The entries below must be retyped in full. Keep every word the same.

Records drawn from a dataset –

********************

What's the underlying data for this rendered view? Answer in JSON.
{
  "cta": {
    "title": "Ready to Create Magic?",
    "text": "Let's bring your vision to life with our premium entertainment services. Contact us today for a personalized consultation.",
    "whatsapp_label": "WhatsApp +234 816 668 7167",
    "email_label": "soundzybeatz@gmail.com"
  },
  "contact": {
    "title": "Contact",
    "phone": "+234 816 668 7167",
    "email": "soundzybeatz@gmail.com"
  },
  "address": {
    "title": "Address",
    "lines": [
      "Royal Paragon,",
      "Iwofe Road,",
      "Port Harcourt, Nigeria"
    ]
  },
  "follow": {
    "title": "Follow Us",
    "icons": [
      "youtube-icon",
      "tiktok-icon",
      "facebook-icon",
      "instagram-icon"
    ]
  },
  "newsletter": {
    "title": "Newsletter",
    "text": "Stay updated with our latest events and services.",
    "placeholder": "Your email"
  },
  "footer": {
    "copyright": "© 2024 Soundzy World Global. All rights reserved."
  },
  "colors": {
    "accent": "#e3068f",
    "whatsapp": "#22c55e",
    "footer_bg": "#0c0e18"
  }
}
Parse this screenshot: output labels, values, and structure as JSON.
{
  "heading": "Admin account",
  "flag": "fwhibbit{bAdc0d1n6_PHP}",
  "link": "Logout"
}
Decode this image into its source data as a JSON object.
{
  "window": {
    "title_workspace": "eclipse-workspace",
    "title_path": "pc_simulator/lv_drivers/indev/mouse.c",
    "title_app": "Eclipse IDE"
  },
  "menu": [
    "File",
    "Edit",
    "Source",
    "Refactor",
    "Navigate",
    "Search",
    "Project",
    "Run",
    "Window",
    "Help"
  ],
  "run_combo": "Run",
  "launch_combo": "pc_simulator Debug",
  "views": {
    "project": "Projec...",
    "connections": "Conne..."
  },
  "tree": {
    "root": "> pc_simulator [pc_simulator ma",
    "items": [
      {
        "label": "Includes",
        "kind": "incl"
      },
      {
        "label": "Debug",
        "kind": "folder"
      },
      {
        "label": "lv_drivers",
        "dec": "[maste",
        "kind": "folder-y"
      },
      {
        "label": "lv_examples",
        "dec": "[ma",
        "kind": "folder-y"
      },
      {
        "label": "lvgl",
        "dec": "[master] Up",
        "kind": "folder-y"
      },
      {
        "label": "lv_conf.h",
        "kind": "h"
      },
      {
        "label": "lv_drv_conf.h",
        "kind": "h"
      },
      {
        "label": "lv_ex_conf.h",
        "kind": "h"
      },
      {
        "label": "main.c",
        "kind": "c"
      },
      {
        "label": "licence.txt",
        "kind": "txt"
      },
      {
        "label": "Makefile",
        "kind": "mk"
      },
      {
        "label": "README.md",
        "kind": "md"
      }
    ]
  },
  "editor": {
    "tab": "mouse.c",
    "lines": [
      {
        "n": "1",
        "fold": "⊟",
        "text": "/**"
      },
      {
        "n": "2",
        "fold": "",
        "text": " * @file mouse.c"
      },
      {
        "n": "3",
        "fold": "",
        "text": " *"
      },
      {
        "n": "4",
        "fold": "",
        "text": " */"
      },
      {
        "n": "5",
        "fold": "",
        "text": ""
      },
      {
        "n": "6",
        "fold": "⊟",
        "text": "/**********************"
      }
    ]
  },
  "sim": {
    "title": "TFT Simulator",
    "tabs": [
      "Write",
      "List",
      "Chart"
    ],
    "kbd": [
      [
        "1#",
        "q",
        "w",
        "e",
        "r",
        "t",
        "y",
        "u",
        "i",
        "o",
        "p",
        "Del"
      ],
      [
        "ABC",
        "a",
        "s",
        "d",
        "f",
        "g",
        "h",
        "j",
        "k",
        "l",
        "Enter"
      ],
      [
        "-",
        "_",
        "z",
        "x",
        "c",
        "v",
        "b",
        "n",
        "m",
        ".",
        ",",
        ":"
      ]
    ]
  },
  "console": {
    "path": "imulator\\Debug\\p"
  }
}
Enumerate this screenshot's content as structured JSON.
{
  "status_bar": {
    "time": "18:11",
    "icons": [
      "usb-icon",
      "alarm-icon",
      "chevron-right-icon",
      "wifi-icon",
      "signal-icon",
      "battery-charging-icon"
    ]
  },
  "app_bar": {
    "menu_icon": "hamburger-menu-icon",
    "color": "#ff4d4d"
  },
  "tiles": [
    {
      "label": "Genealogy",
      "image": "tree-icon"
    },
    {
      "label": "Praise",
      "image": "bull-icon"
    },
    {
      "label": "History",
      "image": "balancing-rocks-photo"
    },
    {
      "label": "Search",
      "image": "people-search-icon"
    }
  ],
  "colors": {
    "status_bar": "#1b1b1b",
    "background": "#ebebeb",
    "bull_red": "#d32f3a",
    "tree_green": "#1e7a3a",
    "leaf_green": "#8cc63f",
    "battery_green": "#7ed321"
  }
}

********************

Answer box –
What's the underlying data for this rendered view? Answer in JSON.
{
  "cta": {
    "title": "Ready to Create Magic?",
    "text": "Let's bring your vision to life with our premium entertainment services. Contact us today for a personalized consultation.",
    "whatsapp_label": "WhatsApp +234 816 668 7167",
    "email_label": "soundzybeatz@gmail.com"
  },
  "contact": {
    "title": "Contact",
    "phone": "+234 816 668 7167",
    "email": "soundzybeatz@gmail.com"
  },
  "address": {
    "title": "Address",
    "lines": [
      "Royal Paragon,",
      "Iwofe Road,",
      "Port Harcourt, Nigeria"
    ]
  },
  "follow": {
    "title": "Follow Us",
    "icons": [
      "youtube-icon",
      "tiktok-icon",
      "facebook-icon",
      "instagram-icon"
    ]
  },
  "newsletter": {
    "title": "Newsletter",
    "text": "Stay updated with our latest events and services.",
    "placeholder": "Your email"
  },
  "footer": {
    "copyright": "© 2024 Soundzy World Global. All rights reserved."
  },
  "colors": {
    "accent": "#e3068f",
    "whatsapp": "#22c55e",
    "footer_bg": "#0c0e18"
  }
}
Parse this screenshot: output labels, values, and structure as JSON.
{
  "heading": "Admin account",
  "flag": "fwhibbit{bAdc0d1n6_PHP}",
  "link": "Logout"
}
Decode this image into its source data as a JSON object.
{
  "window": {
    "title_workspace": "eclipse-workspace",
    "title_path": "pc_simulator/lv_drivers/indev/mouse.c",
    "title_app": "Eclipse IDE"
  },
  "menu": [
    "File",
    "Edit",
    "Source",
    "Refactor",
    "Navigate",
    "Search",
    "Project",
    "Run",
    "Window",
    "Help"
  ],
  "run_combo": "Run",
  "launch_combo": "pc_simulator Debug",
  "views": {
    "project": "Projec...",
    "connections": "Conne..."
  },
  "tree": {
    "root": "> pc_simulator [pc_simulator ma",
    "items": [
      {
        "label": "Includes",
        "kind": "incl"
      },
      {
        "label": "Debug",
        "kind": "folder"
      },
      {
        "label": "lv_drivers",
        "dec": "[maste",
        "kind": "folder-y"
      },
      {
        "label": "lv_examples",
        "dec": "[ma",
        "kind": "folder-y"
      },
      {
        "label": "lvgl",
        "dec": "[master] Up",
        "kind": "folder-y"
      },
      {
        "label": "lv_conf.h",
        "kind": "h"
      },
      {
        "label": "lv_drv_conf.h",
        "kind": "h"
      },
      {
        "label": "lv_ex_conf.h",
        "kind": "h"
      },
      {
        "label": "main.c",
        "kind": "c"
      },
      {
        "label": "licence.txt",
        "kind": "txt"
      },
      {
        "label": "Makefile",
        "kind": "mk"
      },
      {
        "label": "README.md",
        "kind": "md"
      }
    ]
  },
  "editor": {
    "tab": "mouse.c",
    "lines": [
      {
        "n": "1",
        "fold": "⊟",
        "text": "/**"
      },
      {
        "n": "2",
        "fold": "",
        "text": " * @file mouse.c"
      },
      {
        "n": "3",
        "fold": "",
        "text": " *"
      },
      {
        "n": "4",
        "fold": "",
        "text": " */"
      },
      {
        "n": "5",
        "fold": "",
        "text": ""
      },
      {
        "n": "6",
        "fold": "⊟",
        "text": "/**********************"
      }
    ]
  },
  "sim": {
    "title": "TFT Simulator",
    "tabs": [
      "Write",
      "List",
      "Chart"
    ],
    "kbd": [
      [
        "1#",
        "q",
        "w",
        "e",
        "r",
        "t",
        "y",
        "u",
        "i",
        "o",
        "p",
        "Del"
      ],
      [
        "ABC",
        "a",
        "s",
        "d",
        "f",
        "g",
        "h",
        "j",
        "k",
        "l",
        "Enter"
      ],
      [
        "-",
        "_",
        "z",
        "x",
        "c",
        "v",
        "b",
        "n",
        "m",
        ".",
        ",",
        ":"
      ]
    ]
  },
  "console": {
    "path": "imulator\\Debug\\p"
  }
}
Enumerate this screenshot's content as structured JSON.
{
  "status_bar": {
    "time": "18:11",
    "icons": [
      "usb-icon",
      "alarm-icon",
      "chevron-right-icon",
      "wifi-icon",
      "signal-icon",
      "battery-charging-icon"
    ]
  },
  "app_bar": {
    "menu_icon": "hamburger-menu-icon",
    "color": "#ff4d4d"
  },
  "tiles": [
    {
      "label": "Genealogy",
      "image": "tree-icon"
    },
    {
      "label": "Praise",
      "image": "bull-icon"
    },
    {
      "label": "History",
      "image": "balancing-rocks-photo"
    },
    {
      "label": "Search",
      "image": "people-search-icon"
    }
  ],
  "colors": {
    "status_bar": "#1b1b1b",
    "background": "#ebebeb",
    "bull_red": "#d32f3a",
    "tree_green": "#1e7a3a",
    "leaf_green": "#8cc63f",
    "battery_green": "#7ed321"
  }
}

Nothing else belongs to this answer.